According to the report, “When people have a choice, they choose relationships with people who are similar to them.”
Researchers surveyed students socializing in public squares at different sized colleges, compiling their personal information and their political and religious views. Five colleges were reviewed in the study, with enrollments ranging from about 1,000 to nearly 30,000, compared to the 25,000 at GW.
Christian S. Crandall, one of the researchers and a professor of social psychology at the University of Kansas, said, “As the variety of choices go up, people can find even more similar others.”
Vice Provost for Diversity and Inclusion, Terri Harris Reed, said she is not concerned about this paradoxical trend of less diverse groups of friends on more diverse campuses at GW.
Reed said the study underlines the multi-faceted nature of building diversity in a community. A diverse learning environment is not just about the numbers, she explained.
“Increased representational diversity on a campus is a necessary (though not sufficient) condition to leverage diversity and is an important factor in facilitating the quantity and quality of intergroup interactions in and out of the classroom,” Reed said in an e-mail.
As part of efforts to promote a more varied student body and faculty, University President Steven Knapp established Reed’s position in February, after creating the Council on Diversity and Inclusion in 2010.

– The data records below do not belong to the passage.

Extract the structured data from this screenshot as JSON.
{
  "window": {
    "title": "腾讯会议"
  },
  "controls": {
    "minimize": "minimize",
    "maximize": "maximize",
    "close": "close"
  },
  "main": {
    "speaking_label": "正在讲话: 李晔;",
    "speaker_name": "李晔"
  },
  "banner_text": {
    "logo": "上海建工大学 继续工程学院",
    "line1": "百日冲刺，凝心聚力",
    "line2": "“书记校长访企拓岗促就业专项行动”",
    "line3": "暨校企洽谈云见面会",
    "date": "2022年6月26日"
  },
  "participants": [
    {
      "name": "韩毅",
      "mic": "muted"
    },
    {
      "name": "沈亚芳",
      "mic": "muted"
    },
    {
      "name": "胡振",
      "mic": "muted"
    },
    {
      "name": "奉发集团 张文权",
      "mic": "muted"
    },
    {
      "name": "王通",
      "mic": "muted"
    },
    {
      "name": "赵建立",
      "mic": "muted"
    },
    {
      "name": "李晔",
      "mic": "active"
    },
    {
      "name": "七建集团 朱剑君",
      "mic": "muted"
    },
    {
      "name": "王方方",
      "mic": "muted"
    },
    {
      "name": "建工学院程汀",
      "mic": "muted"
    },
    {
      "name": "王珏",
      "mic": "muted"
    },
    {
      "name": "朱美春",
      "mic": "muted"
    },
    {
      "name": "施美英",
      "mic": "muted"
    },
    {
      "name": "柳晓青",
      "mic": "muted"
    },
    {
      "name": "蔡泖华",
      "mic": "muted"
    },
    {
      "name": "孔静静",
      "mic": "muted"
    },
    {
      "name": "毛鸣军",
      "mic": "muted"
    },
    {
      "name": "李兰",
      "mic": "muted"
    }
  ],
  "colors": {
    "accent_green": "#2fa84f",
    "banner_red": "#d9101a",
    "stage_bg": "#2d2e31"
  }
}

Reed said GW’s overall inclusion initiative will help bring together the various communities on campus by creating and highlighting opportunities for students with different backgrounds to interact.
“There is compelling evidence that institutions must create opportunities and expectations to go alongside whatever personal motivations individuals have to cross boundaries, in order to capitalize on diversity,” Reed said.
Reed said she hopes the Multicultural Student Services Center will have a greater role in “facilitating cultural awareness and competence of students.”
Hyun Seung Lee, a freshman from Korea, said he notices when his peers are grouped together by demographic.
“Looking around campus, you can see that students make friends with people more like them. It’s just the way people are, it’s easier to migrate towards what is comfortable,” he said.
Lee added that being a "floater" and befriending different types of people can be "very gratifying."